## Work task
Find every line in the data that contains the word "flipping". Return each of those lines.

Data about app and page elements

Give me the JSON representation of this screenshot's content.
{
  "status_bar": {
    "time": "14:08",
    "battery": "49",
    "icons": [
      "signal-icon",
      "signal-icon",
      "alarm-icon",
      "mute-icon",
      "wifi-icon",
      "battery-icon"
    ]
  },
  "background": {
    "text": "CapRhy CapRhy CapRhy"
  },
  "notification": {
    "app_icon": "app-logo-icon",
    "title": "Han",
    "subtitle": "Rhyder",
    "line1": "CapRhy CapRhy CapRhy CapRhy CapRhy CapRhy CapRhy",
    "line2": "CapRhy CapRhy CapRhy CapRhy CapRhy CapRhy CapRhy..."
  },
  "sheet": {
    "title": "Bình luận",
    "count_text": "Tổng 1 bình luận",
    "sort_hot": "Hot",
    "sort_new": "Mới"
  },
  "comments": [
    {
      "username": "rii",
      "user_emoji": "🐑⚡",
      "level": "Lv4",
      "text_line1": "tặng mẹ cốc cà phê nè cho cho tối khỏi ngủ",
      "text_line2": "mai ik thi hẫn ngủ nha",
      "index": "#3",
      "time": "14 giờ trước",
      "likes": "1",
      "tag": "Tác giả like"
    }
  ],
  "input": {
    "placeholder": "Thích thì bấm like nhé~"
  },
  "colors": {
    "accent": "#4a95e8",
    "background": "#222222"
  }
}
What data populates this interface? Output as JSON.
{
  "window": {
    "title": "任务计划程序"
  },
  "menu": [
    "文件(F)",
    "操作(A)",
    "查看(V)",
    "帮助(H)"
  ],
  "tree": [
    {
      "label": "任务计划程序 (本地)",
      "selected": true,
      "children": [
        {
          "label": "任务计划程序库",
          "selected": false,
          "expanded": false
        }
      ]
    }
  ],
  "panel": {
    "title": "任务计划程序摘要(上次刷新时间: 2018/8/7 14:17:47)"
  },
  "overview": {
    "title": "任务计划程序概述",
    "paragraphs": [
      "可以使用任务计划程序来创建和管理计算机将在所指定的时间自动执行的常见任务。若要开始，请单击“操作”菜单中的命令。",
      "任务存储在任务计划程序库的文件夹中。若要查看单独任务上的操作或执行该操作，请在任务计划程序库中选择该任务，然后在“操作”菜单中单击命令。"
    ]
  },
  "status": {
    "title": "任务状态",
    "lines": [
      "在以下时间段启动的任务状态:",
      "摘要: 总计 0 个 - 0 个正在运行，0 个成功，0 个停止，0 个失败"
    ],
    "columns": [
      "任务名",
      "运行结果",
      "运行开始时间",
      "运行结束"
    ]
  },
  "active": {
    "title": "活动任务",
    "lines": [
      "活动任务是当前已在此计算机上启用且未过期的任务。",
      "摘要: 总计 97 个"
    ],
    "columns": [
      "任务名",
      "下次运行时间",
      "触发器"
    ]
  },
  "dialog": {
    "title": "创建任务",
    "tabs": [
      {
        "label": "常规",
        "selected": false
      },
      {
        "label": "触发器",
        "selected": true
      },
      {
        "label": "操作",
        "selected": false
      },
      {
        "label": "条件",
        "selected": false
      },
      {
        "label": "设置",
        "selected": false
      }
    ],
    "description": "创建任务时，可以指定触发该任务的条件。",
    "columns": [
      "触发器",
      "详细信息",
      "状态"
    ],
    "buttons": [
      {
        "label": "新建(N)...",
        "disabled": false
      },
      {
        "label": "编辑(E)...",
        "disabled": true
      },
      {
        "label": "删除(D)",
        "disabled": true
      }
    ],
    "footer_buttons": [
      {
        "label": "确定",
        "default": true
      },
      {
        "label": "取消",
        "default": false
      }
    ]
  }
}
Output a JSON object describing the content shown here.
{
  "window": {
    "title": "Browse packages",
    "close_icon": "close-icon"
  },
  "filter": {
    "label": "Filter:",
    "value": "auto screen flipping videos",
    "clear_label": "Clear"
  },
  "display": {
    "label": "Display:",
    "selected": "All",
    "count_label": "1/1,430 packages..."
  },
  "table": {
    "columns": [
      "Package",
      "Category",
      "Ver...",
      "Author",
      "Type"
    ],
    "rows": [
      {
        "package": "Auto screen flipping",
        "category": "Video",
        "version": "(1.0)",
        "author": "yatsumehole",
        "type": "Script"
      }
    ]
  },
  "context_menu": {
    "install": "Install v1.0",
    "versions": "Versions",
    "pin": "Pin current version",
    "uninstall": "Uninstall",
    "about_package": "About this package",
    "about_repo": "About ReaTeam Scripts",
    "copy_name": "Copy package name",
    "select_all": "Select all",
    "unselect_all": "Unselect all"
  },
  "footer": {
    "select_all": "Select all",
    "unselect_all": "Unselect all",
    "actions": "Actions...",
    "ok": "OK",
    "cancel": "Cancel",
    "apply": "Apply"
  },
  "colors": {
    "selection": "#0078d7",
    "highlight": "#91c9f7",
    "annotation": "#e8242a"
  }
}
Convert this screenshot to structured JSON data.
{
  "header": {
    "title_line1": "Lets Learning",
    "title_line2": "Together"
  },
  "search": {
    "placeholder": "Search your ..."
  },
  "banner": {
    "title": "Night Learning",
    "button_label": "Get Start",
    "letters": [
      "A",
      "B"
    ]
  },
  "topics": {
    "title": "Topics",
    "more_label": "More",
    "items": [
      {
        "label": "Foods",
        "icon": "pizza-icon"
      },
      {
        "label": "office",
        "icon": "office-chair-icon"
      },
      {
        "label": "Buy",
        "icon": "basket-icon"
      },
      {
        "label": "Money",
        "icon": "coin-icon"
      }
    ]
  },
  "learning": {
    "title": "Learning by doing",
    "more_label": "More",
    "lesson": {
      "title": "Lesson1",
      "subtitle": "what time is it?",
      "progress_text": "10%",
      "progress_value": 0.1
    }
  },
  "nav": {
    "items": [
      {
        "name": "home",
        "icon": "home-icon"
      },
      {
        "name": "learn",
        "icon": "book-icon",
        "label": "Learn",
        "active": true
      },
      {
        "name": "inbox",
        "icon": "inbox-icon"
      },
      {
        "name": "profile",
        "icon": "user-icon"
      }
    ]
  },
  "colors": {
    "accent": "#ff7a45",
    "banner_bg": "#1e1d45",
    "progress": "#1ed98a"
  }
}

## Your solution
    "value": "auto screen flipping videos",
        "package": "Auto screen flipping",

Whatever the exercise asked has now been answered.